The Gospel-Centered Woman is Wendy Alsup’s third book (first, second) and a return to practical theology. How does theology get behind the polite smiles and Conservative Christian Values to hurt, brokenness and depravity? Wendy’s contention is that it is the gospel alone that equips us to bridge this gap. The truths of the gospel are a comfort to men as well but ‘there is also a particular balm to women that meets us in the woundings tied specifically to our gender.’
Part One: God’s design
Right out of the blocks, Wendy heads off any nonsense about a woman’s primary identity being as a passive receiver. Women are to be strong, she says, strong helpers. The term ‘helper’ is much maligned, partly because she appears to be a largely defunct counterpart to ‘Joe Christian Dude, pastor dad, leading his family from a position of strength and power, constant in character in the marathon Christian walk.’ Wendy calls this man a myth, and argues that ‘helper’ is not a role for a man’s inadequacies so much as a reflection of God’s image. What follows is a wonderful word study of what it means to be a helper like God, including a number of passages that use battle imagery. A wife helps, sustains, strengthens and nourishes her husband, because this is what God does for her.

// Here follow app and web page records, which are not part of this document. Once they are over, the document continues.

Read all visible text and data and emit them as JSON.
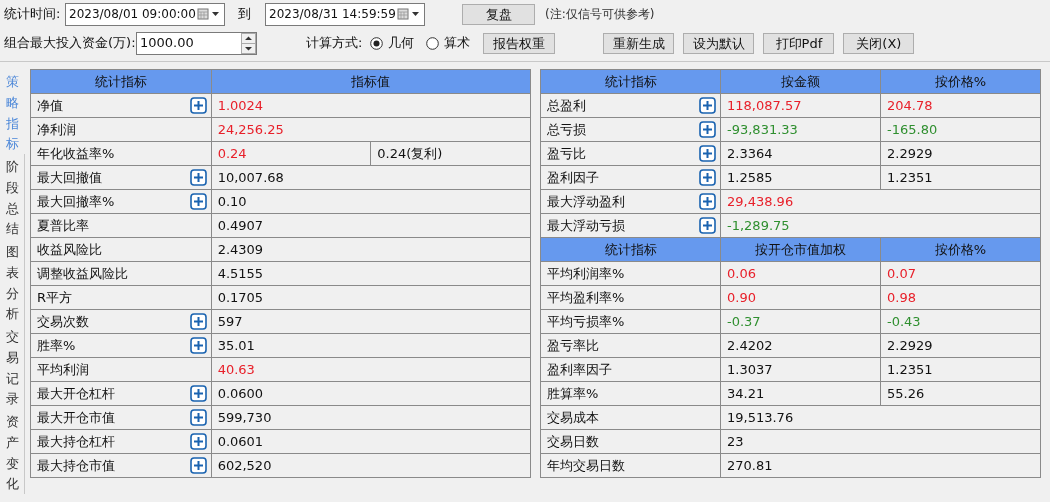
{
  "toolbar": {
    "time_label": "统计时间:",
    "start": "2023/08/01 09:00:00",
    "to_label": "到",
    "end": "2023/08/31 14:59:59",
    "replay_button": "复盘",
    "note": "(注:仅信号可供参考)",
    "capital_label": "组合最大投入资金(万):",
    "capital_value": "1000.00",
    "calc_label": "计算方式:",
    "modes": [
      {
        "label": "几何",
        "selected": true
      },
      {
        "label": "算术",
        "selected": false
      }
    ],
    "weight_button": "报告权重",
    "buttons": [
      "重新生成",
      "设为默认",
      "打印Pdf",
      "关闭(X)"
    ]
  },
  "side_tabs": [
    {
      "label": "策略指标",
      "selected": true
    },
    {
      "label": "阶段总结",
      "selected": false
    },
    {
      "label": "图表分析",
      "selected": false
    },
    {
      "label": "交易记录",
      "selected": false
    },
    {
      "label": "资产变化",
      "selected": false
    }
  ],
  "left_table": {
    "columns": [
      "统计指标",
      "指标值"
    ],
    "rows": [
      {
        "label": "净值",
        "expandable": true,
        "cells": [
          {
            "text": "1.0024",
            "color": "#e8202a"
          }
        ]
      },
      {
        "label": "净利润",
        "expandable": false,
        "cells": [
          {
            "text": "24,256.25",
            "color": "#e8202a"
          }
        ]
      },
      {
        "label": "年化收益率%",
        "expandable": false,
        "cells": [
          {
            "text": "0.24",
            "color": "#e8202a"
          },
          {
            "text": "0.24(复利)",
            "color": "#111111"
          }
        ]
      },
      {
        "label": "最大回撤值",
        "expandable": true,
        "cells": [
          {
            "text": "10,007.68",
            "color": "#111111"
          }
        ]
      },
      {
        "label": "最大回撤率%",
        "expandable": true,
        "cells": [
          {
            "text": "0.10",
            "color": "#111111"
          }
        ]
      },
      {
        "label": "夏普比率",
        "expandable": false,
        "cells": [
          {
            "text": "0.4907",
            "color": "#111111"
          }
        ]
      },
      {
        "label": "收益风险比",
        "expandable": false,
        "cells": [
          {
            "text": "2.4309",
            "color": "#111111"
          }
        ]
      },
      {
        "label": "调整收益风险比",
        "expandable": false,
        "cells": [
          {
            "text": "4.5155",
            "color": "#111111"
          }
        ]
      },
      {
        "label": "R平方",
        "expandable": false,
        "cells": [
          {
            "text": "0.1705",
            "color": "#111111"
          }
        ]
      },
      {
        "label": "交易次数",
        "expandable": true,
        "cells": [
          {
            "text": "597",
            "color": "#111111"
          }
        ]
      },
      {
        "label": "胜率%",
        "expandable": true,
        "cells": [
          {
            "text": "35.01",
            "color": "#111111"
          }
        ]
      },
      {
        "label": "平均利润",
        "expandable": false,
        "cells": [
          {
            "text": "40.63",
            "color": "#e8202a"
          }
        ]
      },
      {
        "label": "最大开仓杠杆",
        "expandable": true,
        "cells": [
          {
            "text": "0.0600",
            "color": "#111111"
          }
        ]
      },
      {
        "label": "最大开仓市值",
        "expandable": true,
        "cells": [
          {
            "text": "599,730",
            "color": "#111111"
          }
        ]
      },
      {
        "label": "最大持仓杠杆",
        "expandable": true,
        "cells": [
          {
            "text": "0.0601",
            "color": "#111111"
          }
        ]
      },
      {
        "label": "最大持仓市值",
        "expandable": true,
        "cells": [
          {
            "text": "602,520",
            "color": "#111111"
          }
        ]
      }
    ]
  },
  "right_sections": [
    {
      "columns": [
        "统计指标",
        "按金额",
        "按价格%"
      ],
      "rows": [
        {
          "label": "总盈利",
          "expandable": true,
          "cells": [
            {
              "text": "118,087.57",
              "color": "#e8202a"
            },
            {
              "text": "204.78",
              "color": "#e8202a"
            }
          ]
        },
        {
          "label": "总亏损",
          "expandable": true,
          "cells": [
            {
              "text": "-93,831.33",
              "color": "#2f8f2f"
            },
            {
              "text": "-165.80",
              "color": "#2f8f2f"
            }
          ]
        },
        {
          "label": "盈亏比",
          "expandable": true,
          "cells": [
            {
              "text": "2.3364",
              "color": "#111111"
            },
            {
              "text": "2.2929",
              "color": "#111111"
            }
          ]
        },
        {
          "label": "盈利因子",
          "expandable": true,
          "cells": [
            {
              "text": "1.2585",
              "color": "#111111"
            },
            {
              "text": "1.2351",
              "color": "#111111"
            }
          ]
        },
        {
          "label": "最大浮动盈利",
          "expandable": true,
          "cells": [
            {
              "text": "29,438.96",
              "color": "#e8202a"
            }
          ]
        },
        {
          "label": "最大浮动亏损",
          "expandable": true,
          "cells": [
            {
              "text": "-1,289.75",
              "color": "#2f8f2f"
            }
          ]
        }
      ]
    },
    {
      "columns": [
        "统计指标",
        "按开仓市值加权",
        "按价格%"
      ],
      "rows": [
        {
          "label": "平均利润率%",
          "expandable": false,
          "cells": [
            {
              "text": "0.06",
              "color": "#e8202a"
            },
            {
              "text": "0.07",
              "color": "#e8202a"
            }
          ]
        },
        {
          "label": "平均盈利率%",
          "expandable": false,
          "cells": [
            {
              "text": "0.90",
              "color": "#e8202a"
            },
            {
              "text": "0.98",
              "color": "#e8202a"
            }
          ]
        },
        {
          "label": "平均亏损率%",
          "expandable": false,
          "cells": [
            {
              "text": "-0.37",
              "color": "#2f8f2f"
            },
            {
              "text": "-0.43",
              "color": "#2f8f2f"
            }
          ]
        },
        {
          "label": "盈亏率比",
          "expandable": false,
          "cells": [
            {
              "text": "2.4202",
              "color": "#111111"
            },
            {
              "text": "2.2929",
              "color": "#111111"
            }
          ]
        },
        {
          "label": "盈利率因子",
          "expandable": false,
          "cells": [
            {
              "text": "1.3037",
              "color": "#111111"
            },
            {
              "text": "1.2351",
              "color": "#111111"
            }
          ]
        },
        {
          "label": "胜算率%",
          "expandable": false,
          "cells": [
            {
              "text": "34.21",
              "color": "#111111"
            },
            {
              "text": "55.26",
              "color": "#111111"
            }
          ]
        },
        {
          "label": "交易成本",
          "expandable": false,
          "cells": [
            {
              "text": "19,513.76",
              "color": "#111111"
            }
          ]
        },
        {
          "label": "交易日数",
          "expandable": false,
          "cells": [
            {
              "text": "23",
              "color": "#111111"
            }
          ]
        },
        {
          "label": "年均交易日数",
          "expandable": false,
          "cells": [
            {
              "text": "270.81",
              "color": "#111111"
            }
          ]
        }
      ]
    }
  ]
}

Now, you’ll notice that this discussion of women’s primary identity is played out in marriage. However, Wendy contents that ‘when the light of the gospel shines on Scripture’s teaching on the role of women… it should resonate as well with the single woman watching her biological clock ticking away without a date in ten years, as the wife and mom to runs her home like the virtuous wife of Proverbs 31.’ At each point of her discussion, she considers how this identity plays out for women who aren’t married. I appreciated these applications because they broadened the exploration of what it is to be a gospel-centred woman but I’d be keen to hear how those of you who are single/divorced/widowed found them.
Part Two: Redemption
This section deals with issues like contentment, prayer, forgiveness and idolatry: surefire topics to induce guilt in any woman! Except they shouldn’t, if the gospel of grace is brought to bear on them, and that’s exactly what Wendy does.
A highlight for me was the section on contentment: ‘It is one thing to be content with your bank account or your clothing options. But how do you reconcile godliness with contentment when your parents divorce, your church splits, your husband leaves or your child rebels? How do you reconcile it when none of them ever show up in your life in the first place? Are we really supposed to be content in the midst of these things in our lives that do not yet reflect God’s kingdom and God’s goodness?’
Wendy takes contentment to be more about sufficiency than about happiness. That means you can be angry about a situation, and should be – it is not the fullness of God’s kingdom come! But contentment is about knowing Christ’s equipping to face those struggles. Theologically, it is Christ’s righteous life, not just his death, which gives us the resources to do so. This is a full-orbed gospel, one that takes into account the empowering work of the Spirit: ‘godliness with contentment does not mean pulling yourself up by your bootstraps. If the phrase fills you with guilt, you are missing the entire point. The gospel does not obligate you to contentment. It equips you for contentment.‘
Part Three: Wisdom
When it comes to wisdom, it’s all too easy for practical ‘advice’, biblical or not, to be taken as law. This can lead some women to become swallowed up in hopelessness when they compare the virtuous wife of Proverbs 31 with their own reality, for example. Wendy argues that understanding the genre and application of wisdom literature cuts against this tendency. The Proverbs 31 woman is about one woman in a particular situation – not yours! (But notice that this paragon of womanhood has people work in her house!) I’d argue that understanding the genre and application of Old Testament law would also help women who feel burdened by legalism.
Wendy’s hermeneutical principle that ‘the Bible is the best commentary on itself’ rightly gets us to take the whole counsel of scripture into account. So, in the discussion on marriage, for example, ‘submission’ must be congruent with being a ‘strong helper’. However, the problem with what is ‘clear’ interpreting what is ‘unclear’ is that different things appear un/clear to different cultures! Wendy does acknowledge the cultural boundedness of her study of the gospel-centered woman. In my opinion, this is a strength of the book: she consistently points her reader to the Bible and encourages them to read, ponder and apply it.
We need more books like this: accessible, with thoughtful pastoral insights and sound theology. This is theology for real women who believe in a risen Lord Jesus while they live in a broken world. It’s dripping with grace and models the wisdom it encourages.
Tamie Davis is an Aussie living in Tanzania, writing at meetjesusatuni.com.